My interest in the area’s natural heritage was heightened several years ago when I trained as a volunteer naturalist at nearby Castlewood Canyon State Park. I developed a particular interest in the medicinal plants of the area after I became a student in Tammi Hartung’s Herbal Traditions Apprenticeship Program. As a part of my studies, I began to familiarize myself with the medicinal plants found in the local bioregion, and this year I began offering medicinal plant hikes in Castlewood Canyon as a part of the Park’s public education program.
Last spring, my wife Lynne and I selected two separate pieces of land totaling 15 acres to be designated as Sanctuary land. The Sanctuary represents a diverse mix of grassland, shrubland and riparian ecosystems. The medicinal plants identified so far include: Bee Balm, Cottonwood, Dogbane, Gambel Oak, Goldenrod, Grindelia, Horsetail, Juniper, Mountain Mahogany, Mullein, Penstemon, Pussy Toes, Prickly Pear, Prickly Lettuce, Red Clover, Sage, Wild Geranium, Wild Plum, Wild Rose, Willow, Yarrow and Yucca. Future plans include the introduction of Blue Cohosh, Echinacea, Gentian, Hawthorn, Oregon Grape and Wild Yam. My ten-year-old daughter Mikayla, who often assists me with harvesting and tincturing the medicinal plants from our garden is very excited about helping develop a medicine trail through the Sanctuary.
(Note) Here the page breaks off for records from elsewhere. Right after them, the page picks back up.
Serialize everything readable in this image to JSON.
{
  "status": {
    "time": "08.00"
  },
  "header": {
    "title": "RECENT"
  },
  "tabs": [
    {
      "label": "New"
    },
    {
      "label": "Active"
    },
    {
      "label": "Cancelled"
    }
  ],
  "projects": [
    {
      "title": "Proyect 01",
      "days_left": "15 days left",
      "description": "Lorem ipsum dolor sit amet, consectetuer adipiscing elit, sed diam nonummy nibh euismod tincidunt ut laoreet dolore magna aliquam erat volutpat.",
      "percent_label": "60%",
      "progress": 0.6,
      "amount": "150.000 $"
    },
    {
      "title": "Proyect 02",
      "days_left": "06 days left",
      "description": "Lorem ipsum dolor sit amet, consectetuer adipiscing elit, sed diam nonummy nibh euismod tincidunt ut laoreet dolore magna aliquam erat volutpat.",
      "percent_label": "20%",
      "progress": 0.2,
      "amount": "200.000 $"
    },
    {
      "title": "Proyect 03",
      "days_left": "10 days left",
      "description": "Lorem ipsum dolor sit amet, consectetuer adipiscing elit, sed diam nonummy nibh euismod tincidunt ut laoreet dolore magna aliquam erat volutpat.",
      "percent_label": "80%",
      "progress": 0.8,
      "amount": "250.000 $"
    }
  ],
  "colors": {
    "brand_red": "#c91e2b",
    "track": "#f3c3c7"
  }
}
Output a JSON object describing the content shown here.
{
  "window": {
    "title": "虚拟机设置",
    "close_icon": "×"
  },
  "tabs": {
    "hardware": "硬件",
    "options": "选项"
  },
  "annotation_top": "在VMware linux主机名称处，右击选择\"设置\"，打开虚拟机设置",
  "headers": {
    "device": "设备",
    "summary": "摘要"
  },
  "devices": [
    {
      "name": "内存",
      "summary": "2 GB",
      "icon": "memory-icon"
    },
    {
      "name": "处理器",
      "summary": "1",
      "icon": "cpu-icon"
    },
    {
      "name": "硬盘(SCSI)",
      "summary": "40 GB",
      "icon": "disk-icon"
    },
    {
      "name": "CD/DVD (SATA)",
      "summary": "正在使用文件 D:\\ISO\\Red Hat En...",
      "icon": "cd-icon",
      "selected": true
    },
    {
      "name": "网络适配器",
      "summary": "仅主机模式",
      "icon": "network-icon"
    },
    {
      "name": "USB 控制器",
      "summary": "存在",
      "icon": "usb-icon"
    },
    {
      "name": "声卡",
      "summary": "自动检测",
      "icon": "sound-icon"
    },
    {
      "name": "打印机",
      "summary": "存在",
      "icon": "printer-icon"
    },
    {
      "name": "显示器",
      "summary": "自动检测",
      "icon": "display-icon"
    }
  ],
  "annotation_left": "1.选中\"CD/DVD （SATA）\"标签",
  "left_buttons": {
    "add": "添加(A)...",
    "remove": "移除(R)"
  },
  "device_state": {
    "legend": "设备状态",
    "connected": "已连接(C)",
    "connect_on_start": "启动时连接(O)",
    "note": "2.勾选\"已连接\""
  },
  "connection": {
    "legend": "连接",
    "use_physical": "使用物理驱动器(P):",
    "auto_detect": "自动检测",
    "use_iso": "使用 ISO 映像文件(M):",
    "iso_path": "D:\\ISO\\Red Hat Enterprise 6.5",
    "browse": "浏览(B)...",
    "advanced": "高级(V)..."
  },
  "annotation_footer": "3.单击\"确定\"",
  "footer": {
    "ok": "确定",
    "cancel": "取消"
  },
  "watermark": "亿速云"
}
We plan to erect a yurt in the Sanctuary to be used for educational activities. With the rapid population growth that continues in Douglas County and the accompanying loss of plant and animal habitat, we feel particularly privileged to be able to preserve this modest piece of land with its wealth of medicinal plants, and are excited about becoming part of the ever-growing and increasingly important UpS Botanical Sanctuary Network.